“We’re moving beyond infrastructure as-a-service and embracing both platform and software as-a service,” said LOGSA Commander Col. John D. Kuenzli. He said Watson holds the potential to “truly enable LOGSA to deliver cutting-edge business intelligence and tools to give the Army unprecedented logistics support.”
AI applications share a few things in common. They use large data sets to gain an understanding of a problem and advanced computing to learn through experience. Many applications share a basic construct even if the objectives are different. Identifying military vehicles in satellite images is not unlike identifying tumors in mammograms or finding illegal contraband in x-ray images of carry-on baggage. The specifics of the challenge are different, but the fundamentals are the same. Ultimately, machines will be able to do that more accurately – and faster – than people, freeing humans to do higher-level work.
“The same type of neural network can be applied to different domains so long as the function is similar,” Mohamed says. So a system built to detect tumors for medical purposes could be adapted and trained instead to detect pedestrians in a self-driving automotive application.

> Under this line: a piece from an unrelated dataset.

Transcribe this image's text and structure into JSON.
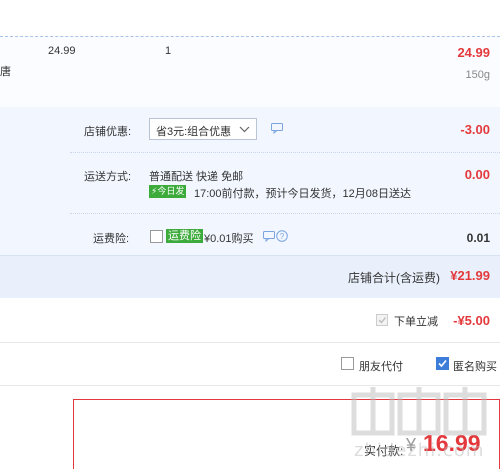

Neural net processors will help because they are simply more efficient at this kind of computation than conventional central processing units. Initially these processors will reside in data centers or the cloud, but Intel already has plans to scale the technology to meet the low-power requirements of edge applications that might support remote, mobile users, such as in military or border patrol applications.